Duration is a measure of bond price sensitivity to changes in interest rates, and it’s a risk every bond investor is exposed to. Duration is important for bondholders and becomes increasingly so when interest rates are rising.
There are different types of duration; the most common are Macaulay and modified duration. There’s also effective duration, which is used for bonds with embedded options, like a call feature.
Duration can be quoted for individual bonds as well as for a bond fund or ETF.
Macaulay duration, named after Canadian economist Frederick Macaulay (1882-1970), estimates the number of years until a bond investor will be repaid the bond’s price. It is a weighted average period of time during which all cash flows are received by the bondholder.
A weight is assigned to the present value of each coupon payment (cash flow) at the applicable interest rate, for the life of the bond.
The Macaulay duration of a traditional bond will always be less than its maturity period.
Modified duration is an extension of Macaulay duration and measures the change in bond price for a 1% change in interest rates.
This is a more precise measure of bond price sensitivity and is quoted as a percentage. In order to calculate modified duration, the Macaulay duration is calculated first, since Modified Duration = Macaulay Duration / (1 + Yield To Maturity).
Why does duration matter?
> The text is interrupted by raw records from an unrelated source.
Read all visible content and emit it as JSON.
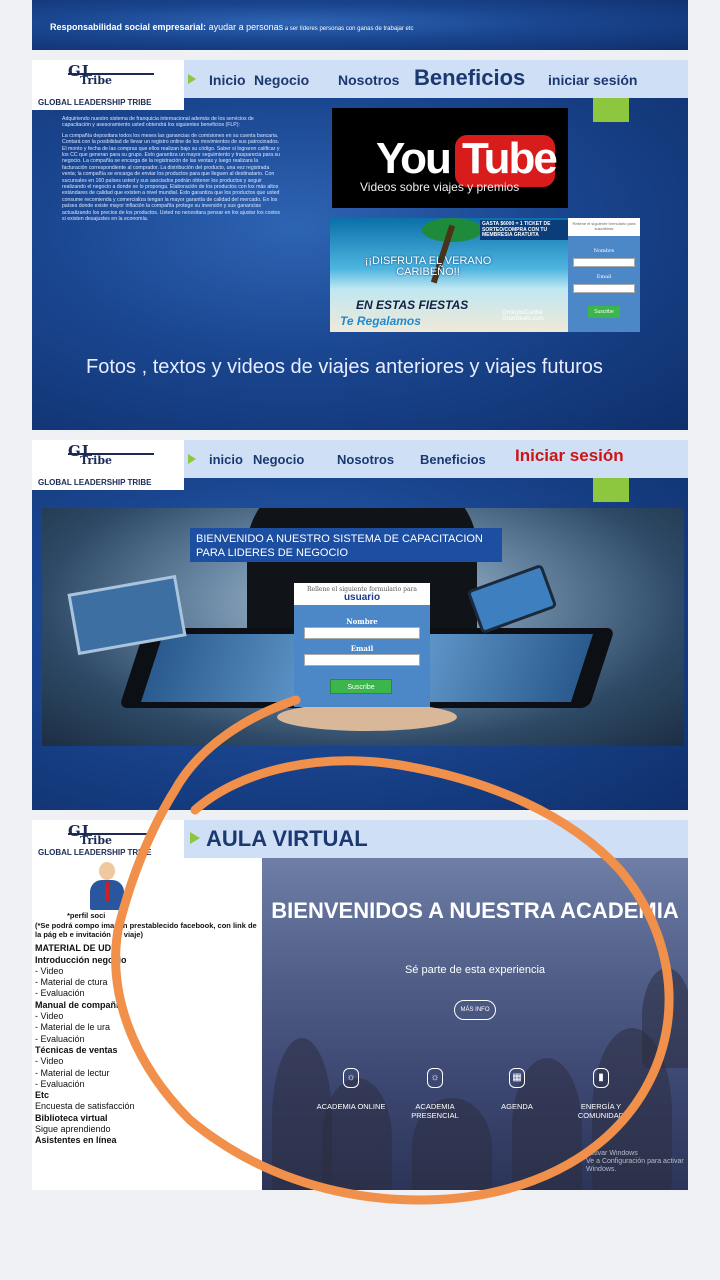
{
  "top_strip": {
    "bold": "Responsabilidad social empresarial:",
    "text": " ayudar a personas",
    "small": " a ser líderes personas con ganas de trabajar etc"
  },
  "logo": {
    "line1": "GL",
    "line2": "Tribe",
    "line3": "GLOBAL LEADERSHIP TRIBE"
  },
  "slide1": {
    "nav": [
      "Inicio",
      "Negocio",
      "Nosotros",
      "Beneficios",
      "iniciar sesión"
    ],
    "body_paragraphs": [
      "Adquiriendo nuestro sistema de franquicia internacional además de los servicios de capacitación y asesoramiento usted obtendrá los siguientes beneficios (FLP):",
      "La compañía depositara todos los meses las ganancias de comisiones en su cuenta bancaria. Contará con la posibilidad de llevar un registro online de los movimientos de sus patrocinados. El monto y fecha de las compras que ellos realizan bajo su código. Saber si lograron calificar y los CC que generan para su grupo. Esto garantiza un mayor seguimiento y trasparecia para su negocio. La compañía se encarga de la registración de las ventas y luego realizara la facturación correspondiente al comprador. La distribución del producto, una vez registrada venta; la compañía se encarga de enviar los productos para que lleguen al destinatario. Con sucursales en 160 países usted y sus asociados podrán obtener los productos y seguir realizando el negocio a donde se lo proponga. Elaboración de los productos con los más altos estándares de calidad que existen a nivel mundial. Esto garantiza que los productos que usted consume recomienda y comercializa tengan la mayor garantía de calidad del mercado. En los países donde existe mayor inflación la compañía protege su inversión y sus ganancias actualizando los precios de los productos. Usted no necesitara pensar en los ajustar los costos si existen desajustes en la economía."
    ],
    "youtube": {
      "you": "You",
      "tube": "Tube",
      "caption": "Videos sobre viajes y premios"
    },
    "promo": {
      "badge": "GASTA $6000 = 1 TICKET DE SORTEO/COMPRA CON TU MEMBRESIA GRATUITA",
      "disfruta": "¡¡DISFRUTA EL VERANO CARIBEÑO!!",
      "fiestas": "EN ESTAS FIESTAS",
      "regalamos": "Te Regalamos",
      "site": "Ocoruto/Caribe GranDeals.com"
    },
    "form": {
      "header": "Rellene el siguiente formulario para suscribirse",
      "name_label": "Nombre",
      "email_label": "Email",
      "button": "Suscribe"
    },
    "fotos_text": "Fotos , textos y videos de viajes anteriores y viajes futuros"
  },
  "slide2": {
    "nav": [
      "inicio",
      "Negocio",
      "Nosotros",
      "Beneficios",
      "Iniciar sesión"
    ],
    "welcome": "BIENVENIDO A NUESTRO SISTEMA DE CAPACITACION PARA LIDERES DE NEGOCIO",
    "form": {
      "header": "Rellene el siguiente formulario para",
      "header_title": "usuario",
      "name_label": "Nombre",
      "email_label": "Email",
      "button": "Suscribe"
    }
  },
  "slide3": {
    "aula_title": "AULA VIRTUAL",
    "perfil": "*perfil soci",
    "note": "(*Se podrá compo imagen prestablecido facebook, con link de la pág eb e invitación de viaje)",
    "outline": [
      {
        "text": "MATERIAL DE UDIO",
        "type": "h"
      },
      {
        "text": "Introducción negocio",
        "type": "h"
      },
      {
        "text": "-   Video",
        "type": "li"
      },
      {
        "text": "-   Material de ctura",
        "type": "li"
      },
      {
        "text": "-   Evaluación",
        "type": "li"
      },
      {
        "text": "Manual de compañía",
        "type": "h"
      },
      {
        "text": "-   Video",
        "type": "li"
      },
      {
        "text": "-   Material de le ura",
        "type": "li"
      },
      {
        "text": "-   Evaluación",
        "type": "li"
      },
      {
        "text": "Técnicas de ventas",
        "type": "h"
      },
      {
        "text": "-   Video",
        "type": "li"
      },
      {
        "text": "-   Material de lectur",
        "type": "li"
      },
      {
        "text": "-   Evaluación",
        "type": "li"
      },
      {
        "text": "Etc",
        "type": "h"
      },
      {
        "text": "Encuesta de satisfacción",
        "type": "li"
      },
      {
        "text": "Biblioteca virtual",
        "type": "h"
      },
      {
        "text": "Sigue aprendiendo",
        "type": "li"
      },
      {
        "text": "Asistentes en línea",
        "type": "h"
      }
    ],
    "academia": {
      "title": "BIENVENIDOS A NUESTRA ACADEMIA",
      "subtitle": "Sé parte de esta experiencia",
      "more_button": "MÁS INFO",
      "features": [
        "ACADEMIA ONLINE",
        "ACADEMIA PRESENCIAL",
        "AGENDA",
        "ENERGÍA Y COMUNIDAD"
      ],
      "windows_1": "Activar Windows",
      "windows_2": "Ve a Configuración para activar Windows."
    }
  },
  "colors": {
    "navy": "#1c3870",
    "accent_green": "#8dc63f",
    "annotation_orange": "#f0904a",
    "signin_red": "#cc1515"
  }
}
Duration is important because of its impact on fixed income returns. Investors need to realize that while long duration may be a boon in times of declining rates, it will be a source of considerable pain as interest rates rise. The duration of bond investments, be they individual bonds or a bond fund, is ultimately a key driver of returns. Investors need to be prepared for the upside and downside of long duration fixed income holdings.